The Neolithic Period of Anatolia is Enlightened with "Moving Stones"

18/09/2020

A gala was organized for the documentary prepared within the scope of the project “Moving Stones: Europe's Neolithic Bridge: Anatolia”. Executed under the EU-Turkey Intercultural Dialogue Programme implemented by Yunus Emre Institute, the project records the Neolithic culture of Anatolia with a very comprehensive documentary and reflects it to the entire world. 

Gala of the documentary, the most important outcome of the project "Moving Stones: Europe's Neolithic Bridge: Anatolia" coordinated by Istanbul French Anatolian Research Institute under the EU-Turkey Intercultural Dialogue Programme implemented by Yunus Emre Institute, was organized on the 15th of September over the project's website "neolithic-bridge.org".

 "Neolithic Studies" constantly offer new data on the shaping of civilization.

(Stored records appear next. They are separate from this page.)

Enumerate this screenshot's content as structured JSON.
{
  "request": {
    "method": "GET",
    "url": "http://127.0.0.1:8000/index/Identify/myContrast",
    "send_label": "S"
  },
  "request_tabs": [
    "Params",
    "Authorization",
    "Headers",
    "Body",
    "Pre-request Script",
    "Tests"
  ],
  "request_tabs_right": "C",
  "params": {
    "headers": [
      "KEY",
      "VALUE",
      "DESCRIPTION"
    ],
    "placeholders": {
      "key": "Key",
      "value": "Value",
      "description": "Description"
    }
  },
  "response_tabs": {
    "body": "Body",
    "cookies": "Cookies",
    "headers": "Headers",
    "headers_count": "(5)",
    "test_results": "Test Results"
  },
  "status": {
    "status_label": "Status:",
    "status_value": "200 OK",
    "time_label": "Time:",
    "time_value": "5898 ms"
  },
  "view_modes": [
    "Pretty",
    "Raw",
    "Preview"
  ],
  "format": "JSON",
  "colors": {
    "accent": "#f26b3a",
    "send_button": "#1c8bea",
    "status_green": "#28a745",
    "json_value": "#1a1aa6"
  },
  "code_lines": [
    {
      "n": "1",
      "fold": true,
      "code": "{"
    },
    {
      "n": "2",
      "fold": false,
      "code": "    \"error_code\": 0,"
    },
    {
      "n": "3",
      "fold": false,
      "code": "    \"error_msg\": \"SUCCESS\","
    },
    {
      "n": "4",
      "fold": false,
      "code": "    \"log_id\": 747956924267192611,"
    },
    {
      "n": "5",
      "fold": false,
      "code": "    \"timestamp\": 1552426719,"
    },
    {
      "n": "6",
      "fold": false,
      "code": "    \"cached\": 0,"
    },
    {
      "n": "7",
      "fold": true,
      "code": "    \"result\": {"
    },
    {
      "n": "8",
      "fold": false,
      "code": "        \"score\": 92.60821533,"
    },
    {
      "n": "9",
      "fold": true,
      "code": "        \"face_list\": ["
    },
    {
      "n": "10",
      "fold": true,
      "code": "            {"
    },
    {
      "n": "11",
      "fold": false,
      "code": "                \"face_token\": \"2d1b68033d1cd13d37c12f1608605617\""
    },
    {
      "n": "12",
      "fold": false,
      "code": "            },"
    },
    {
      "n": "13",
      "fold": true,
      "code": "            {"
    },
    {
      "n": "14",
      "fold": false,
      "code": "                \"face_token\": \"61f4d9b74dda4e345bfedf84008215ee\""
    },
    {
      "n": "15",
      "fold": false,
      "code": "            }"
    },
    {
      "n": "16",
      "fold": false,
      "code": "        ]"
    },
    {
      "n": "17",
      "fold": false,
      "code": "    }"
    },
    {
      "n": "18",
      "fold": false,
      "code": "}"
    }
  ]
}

The project "Moving Stones: Europe's Neolithic Bridge: Anatolia" also provides a fertile ground for cross-border intercultural dialogue, collaborative work, solidarity and sharing on the basis of the common cultural heritage of humanity. Main idea of the project is to contribute to the greater visibility and recognition of the information revealed by this joint transboundary effort of the scientific world as well as "Anatolian Neolithic and its Transmission to Europe".

Many people such as the project's Scientific Advisory Board members, the Director of Istanbul French Anatolian Research Institute Bayram Balcı, Archaeologists Dr. Martin Godon, Dr. Kumru Arapgirlioğlu, Dr. Semih Çelik and Dr. Müge Durusu Tanrıöver attended the press conference of the project.
 

Dr. Kumru Arapgirlioğlu emphasized that the institutions extending support to the project played an instrumental role for the realization of the project.

The meeting covered the findings of the project "Moving Stones" regarding the Neolithic Age. At the meeting, it was stated that new information about family structure and social life was obtained from the data obtained concerning the Neolithic Age.

The documentary screened following the project showcased ongoing excavation works in different parts of Anatolia under the project. Findings from around 60 excavation works were shared including those from Konya/Boncuklu Höyük (Mound), Konya/Çatalhöyük, Niğde/Köşk Höyük and Gökçeada/Uğurlu-Zeytinli Höyük.

The findings show that the houses in settlements were established over the houses that hosted many previous generations, many tools used in daily life were made of obsidian stone and both hunter-gatherer and agricultural communities were present in these settlements.  

The excavations conducted in many different regions of Anatolia regarding this period indicate the absence of a state system or social hierarchy as a common finding concerning this period.
 

ANOTHER WORLD IS POSSIBLE WITH THE NEOLITHIC AGE

Common view of many experts such as Ulucak Höyük Excavation Chief Prof. Özlem Çevik and Assoc. Prof. Fulya Dedeoğlu talking about the excavations for which they were responsible throughout the documentary is that Neolithic lifestyle sets a very important example for peaceful coexistence.
Common findings from different excavations point to the absence of any information on why the life in these settlements came to an end or why the people living in these areas left their villages. In general, mounds do not carry any sign of disaster.

ANATOLIA: EUROPE'S NEOLITHIC BRIDGE

Researchers stated that the Neolithic way of life in Anatolia was transferred to the European civilization and in this way, agricultural methods regarding the crops observed in Anatolia were also used in Europe.

Objectives of the project "Moving Stones" include, among others, contributing to the greater recognition and visibility of "the Anatolian Neolithic Global Cultural Heritage of Turkey and its Transmission to Europe", opening new horizons for intercultural dialogue on this basis and establishing a bridge among the segments of the society through scientific research.

Documentary of the project recording and contributing to the greater visibility of the archaeological excavations on the first settlements of human beings from Hasankeyf to Kırklareli as well as their collections in museums with the permission of the Ministry of Culture and Tourism of the Republic of Turkey and under the guidance of excavation chiefs and museum directors was directed by Enis Rıza and produced by Nalân Sakızlı while its field photos were taken by Jale Mekiş Diker.